[Exercise data]
━━━━

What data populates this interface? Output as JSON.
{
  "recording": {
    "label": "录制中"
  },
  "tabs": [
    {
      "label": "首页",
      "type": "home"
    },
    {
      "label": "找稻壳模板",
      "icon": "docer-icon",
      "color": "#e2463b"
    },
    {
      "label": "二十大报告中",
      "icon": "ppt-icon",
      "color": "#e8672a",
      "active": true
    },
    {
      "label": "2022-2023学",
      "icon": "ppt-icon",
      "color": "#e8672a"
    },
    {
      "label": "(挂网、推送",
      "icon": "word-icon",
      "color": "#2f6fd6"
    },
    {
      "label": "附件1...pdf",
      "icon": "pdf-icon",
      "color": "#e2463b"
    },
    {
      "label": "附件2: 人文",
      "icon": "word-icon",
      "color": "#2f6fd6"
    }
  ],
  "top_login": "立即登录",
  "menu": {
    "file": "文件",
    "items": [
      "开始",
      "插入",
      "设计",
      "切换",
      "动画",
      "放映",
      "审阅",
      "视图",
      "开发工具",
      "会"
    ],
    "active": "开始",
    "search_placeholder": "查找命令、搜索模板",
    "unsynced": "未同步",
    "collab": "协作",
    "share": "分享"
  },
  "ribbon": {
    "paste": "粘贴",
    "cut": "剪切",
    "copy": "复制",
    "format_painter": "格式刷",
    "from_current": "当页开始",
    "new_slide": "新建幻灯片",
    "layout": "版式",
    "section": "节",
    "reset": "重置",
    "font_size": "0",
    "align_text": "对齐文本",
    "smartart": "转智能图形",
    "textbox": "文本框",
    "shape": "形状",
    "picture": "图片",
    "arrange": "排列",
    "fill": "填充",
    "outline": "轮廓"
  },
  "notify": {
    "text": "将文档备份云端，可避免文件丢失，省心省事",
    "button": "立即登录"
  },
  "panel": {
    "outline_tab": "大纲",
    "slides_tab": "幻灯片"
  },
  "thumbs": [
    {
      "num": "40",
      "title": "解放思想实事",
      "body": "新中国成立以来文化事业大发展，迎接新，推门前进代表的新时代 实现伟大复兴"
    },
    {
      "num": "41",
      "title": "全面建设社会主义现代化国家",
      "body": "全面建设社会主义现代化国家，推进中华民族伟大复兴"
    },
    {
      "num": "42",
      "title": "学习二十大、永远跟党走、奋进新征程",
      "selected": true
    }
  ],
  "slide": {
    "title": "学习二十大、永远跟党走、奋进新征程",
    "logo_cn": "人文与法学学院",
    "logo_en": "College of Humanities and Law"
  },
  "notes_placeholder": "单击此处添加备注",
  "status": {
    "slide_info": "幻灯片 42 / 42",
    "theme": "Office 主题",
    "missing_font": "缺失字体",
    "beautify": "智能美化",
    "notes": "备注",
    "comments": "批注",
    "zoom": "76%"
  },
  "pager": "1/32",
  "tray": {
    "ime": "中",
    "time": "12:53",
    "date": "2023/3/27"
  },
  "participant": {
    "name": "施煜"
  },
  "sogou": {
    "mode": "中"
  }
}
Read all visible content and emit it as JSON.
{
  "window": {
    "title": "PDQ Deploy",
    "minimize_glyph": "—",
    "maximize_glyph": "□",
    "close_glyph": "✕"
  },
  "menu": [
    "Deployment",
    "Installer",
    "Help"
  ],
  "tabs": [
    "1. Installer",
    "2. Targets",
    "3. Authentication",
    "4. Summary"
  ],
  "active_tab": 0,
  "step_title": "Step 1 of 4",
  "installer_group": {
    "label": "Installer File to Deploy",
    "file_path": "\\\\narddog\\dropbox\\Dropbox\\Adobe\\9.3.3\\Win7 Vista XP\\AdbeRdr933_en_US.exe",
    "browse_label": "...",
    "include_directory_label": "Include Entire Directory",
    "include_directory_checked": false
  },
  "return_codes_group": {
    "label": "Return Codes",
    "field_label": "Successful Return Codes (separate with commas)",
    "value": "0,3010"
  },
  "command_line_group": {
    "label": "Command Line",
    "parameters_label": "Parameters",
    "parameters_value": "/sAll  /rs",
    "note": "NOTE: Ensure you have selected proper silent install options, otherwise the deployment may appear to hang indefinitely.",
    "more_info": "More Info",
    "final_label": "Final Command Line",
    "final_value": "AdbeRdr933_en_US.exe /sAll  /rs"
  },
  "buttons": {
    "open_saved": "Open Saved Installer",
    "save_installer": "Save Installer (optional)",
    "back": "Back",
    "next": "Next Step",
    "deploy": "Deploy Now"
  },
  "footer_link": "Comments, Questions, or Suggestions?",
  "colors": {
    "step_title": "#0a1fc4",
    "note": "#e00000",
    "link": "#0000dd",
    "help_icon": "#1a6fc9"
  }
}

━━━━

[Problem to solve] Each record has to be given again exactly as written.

[Solved problem]
What data populates this interface? Output as JSON.
{
  "recording": {
    "label": "录制中"
  },
  "tabs": [
    {
      "label": "首页",
      "type": "home"
    },
    {
      "label": "找稻壳模板",
      "icon": "docer-icon",
      "color": "#e2463b"
    },
    {
      "label": "二十大报告中",
      "icon": "ppt-icon",
      "color": "#e8672a",
      "active": true
    },
    {
      "label": "2022-2023学",
      "icon": "ppt-icon",
      "color": "#e8672a"
    },
    {
      "label": "(挂网、推送",
      "icon": "word-icon",
      "color": "#2f6fd6"
    },
    {
      "label": "附件1...pdf",
      "icon": "pdf-icon",
      "color": "#e2463b"
    },
    {
      "label": "附件2: 人文",
      "icon": "word-icon",
      "color": "#2f6fd6"
    }
  ],
  "top_login": "立即登录",
  "menu": {
    "file": "文件",
    "items": [
      "开始",
      "插入",
      "设计",
      "切换",
      "动画",
      "放映",
      "审阅",
      "视图",
      "开发工具",
      "会"
    ],
    "active": "开始",
    "search_placeholder": "查找命令、搜索模板",
    "unsynced": "未同步",
    "collab": "协作",
    "share": "分享"
  },
  "ribbon": {
    "paste": "粘贴",
    "cut": "剪切",
    "copy": "复制",
    "format_painter": "格式刷",
    "from_current": "当页开始",
    "new_slide": "新建幻灯片",
    "layout": "版式",
    "section": "节",
    "reset": "重置",
    "font_size": "0",
    "align_text": "对齐文本",
    "smartart": "转智能图形",
    "textbox": "文本框",
    "shape": "形状",
    "picture": "图片",
    "arrange": "排列",
    "fill": "填充",
    "outline": "轮廓"
  },
  "notify": {
    "text": "将文档备份云端，可避免文件丢失，省心省事",
    "button": "立即登录"
  },
  "panel": {
    "outline_tab": "大纲",
    "slides_tab": "幻灯片"
  },
  "thumbs": [
    {
      "num": "40",
      "title": "解放思想实事",
      "body": "新中国成立以来文化事业大发展，迎接新，推门前进代表的新时代 实现伟大复兴"
    },
    {
      "num": "41",
      "title": "全面建设社会主义现代化国家",
      "body": "全面建设社会主义现代化国家，推进中华民族伟大复兴"
    },
    {
      "num": "42",
      "title": "学习二十大、永远跟党走、奋进新征程",
      "selected": true
    }
  ],
  "slide": {
    "title": "学习二十大、永远跟党走、奋进新征程",
    "logo_cn": "人文与法学学院",
    "logo_en": "College of Humanities and Law"
  },
  "notes_placeholder": "单击此处添加备注",
  "status": {
    "slide_info": "幻灯片 42 / 42",
    "theme": "Office 主题",
    "missing_font": "缺失字体",
    "beautify": "智能美化",
    "notes": "备注",
    "comments": "批注",
    "zoom": "76%"
  },
  "pager": "1/32",
  "tray": {
    "ime": "中",
    "time": "12:53",
    "date": "2023/3/27"
  },
  "participant": {
    "name": "施煜"
  },
  "sogou": {
    "mode": "中"
  }
}
Read all visible content and emit it as JSON.
{
  "window": {
    "title": "PDQ Deploy",
    "minimize_glyph": "—",
    "maximize_glyph": "□",
    "close_glyph": "✕"
  },
  "menu": [
    "Deployment",
    "Installer",
    "Help"
  ],
  "tabs": [
    "1. Installer",
    "2. Targets",
    "3. Authentication",
    "4. Summary"
  ],
  "active_tab": 0,
  "step_title": "Step 1 of 4",
  "installer_group": {
    "label": "Installer File to Deploy",
    "file_path": "\\\\narddog\\dropbox\\Dropbox\\Adobe\\9.3.3\\Win7 Vista XP\\AdbeRdr933_en_US.exe",
    "browse_label": "...",
    "include_directory_label": "Include Entire Directory",
    "include_directory_checked": false
  },
  "return_codes_group": {
    "label": "Return Codes",
    "field_label": "Successful Return Codes (separate with commas)",
    "value": "0,3010"
  },
  "command_line_group": {
    "label": "Command Line",
    "parameters_label": "Parameters",
    "parameters_value": "/sAll  /rs",
    "note": "NOTE: Ensure you have selected proper silent install options, otherwise the deployment may appear to hang indefinitely.",
    "more_info": "More Info",
    "final_label": "Final Command Line",
    "final_value": "AdbeRdr933_en_US.exe /sAll  /rs"
  },
  "buttons": {
    "open_saved": "Open Saved Installer",
    "save_installer": "Save Installer (optional)",
    "back": "Back",
    "next": "Next Step",
    "deploy": "Deploy Now"
  },
  "footer_link": "Comments, Questions, or Suggestions?",
  "colors": {
    "step_title": "#0a1fc4",
    "note": "#e00000",
    "link": "#0000dd",
    "help_icon": "#1a6fc9"
  }
}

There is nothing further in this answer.